PARIS • Rafael Nadal coasted to a record 10th French Open title yesterday, demolishing Stan Wawrinka in a brutally one-sided final to cement his status as the greatest clay-courter of all time.
Nadal triumphed 6-2, 6-3, 6-1 to become the first player in the Open era to win the same Major 10 times. His collection of 15 Slams stands just three behind great rival Roger Federer.
Playing in his 22nd Grand Slam final, he triumphed in Paris without dropping a set for a third time. He also lost just 35 games in total and only six in the final, his most comprehensive victory since allowing Roger Federer four games in the 2008 final.
"It's really incredible. To win La Decima (the 10th title) is very, very special," said the 31-year-old, who last won a Grand Slam three years ago when he claimed the 2014 French Open. "I am very emotional. The feeling I have is impossible to describe.

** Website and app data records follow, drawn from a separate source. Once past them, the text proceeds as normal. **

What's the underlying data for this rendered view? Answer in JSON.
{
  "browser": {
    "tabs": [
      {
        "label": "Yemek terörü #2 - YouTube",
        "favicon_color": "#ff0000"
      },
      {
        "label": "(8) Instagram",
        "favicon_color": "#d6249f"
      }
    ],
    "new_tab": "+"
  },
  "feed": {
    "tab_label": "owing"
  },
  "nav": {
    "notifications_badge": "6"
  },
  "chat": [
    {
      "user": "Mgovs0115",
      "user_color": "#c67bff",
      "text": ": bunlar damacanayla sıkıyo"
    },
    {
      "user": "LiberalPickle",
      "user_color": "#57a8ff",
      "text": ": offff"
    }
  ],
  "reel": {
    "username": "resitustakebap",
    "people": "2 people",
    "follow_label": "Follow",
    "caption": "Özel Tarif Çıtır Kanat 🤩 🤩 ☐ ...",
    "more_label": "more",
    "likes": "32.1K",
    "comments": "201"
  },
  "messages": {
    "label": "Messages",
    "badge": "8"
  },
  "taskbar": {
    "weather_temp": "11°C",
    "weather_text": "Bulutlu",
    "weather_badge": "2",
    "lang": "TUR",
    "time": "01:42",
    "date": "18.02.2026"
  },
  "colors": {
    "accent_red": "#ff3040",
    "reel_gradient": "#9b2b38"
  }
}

"It's difficult to compare with other tournaments but the nerves and adrenaline I feel, it's like no other place."
After Hollywood A-lister Nicole Kidman had helped unbox the Coupe des Mousquetaires to a crowd already wilting in 30 deg C heat, the final was under way.
It was also the first time since 1969 that the Roland Garros title decider had featured two men over 30. Despite having spent more than five hours on court getting to the final, Wawrinka had the first break point in the third game. But the 2015 champion could not convert it and it proved to be the only break point he earned all afternoon.
A backhand which sailed long gave Nadal the first set.
Nadal forced Wawrinka into another forehand error to break for 2-0 in the second set before the Swiss halted a run of seven games lost with a hold for 1-3.
Nadal took the set in the ninth game, just moments after Wawrinka had destroyed a racket in utter frustration.
Nadal was soon a double break to the good for 4-1 and held for 5-1. He then collapsed on his back when Wawrinka's backhand hit the net, ending the final after 2hr 5min.
"You were too good," Wawrinka told Nadal during the prize presentation after losing in a Grand Slam final for the first time in four appearances.
"You are a great example and it's always been an honour to play against you."
Nadal, whose career record at Roland Garros reads 79 wins and just two losses, was joined on the presentation by his uncle Toni, his coach since boyhood.
"We've worked a lot and without him I would not have 10 trophies," said the Mallorcan, who will rise to No. 2 in the world rankings today. "One last thing, for me playing on this court I feel the support. I love you people more than any other."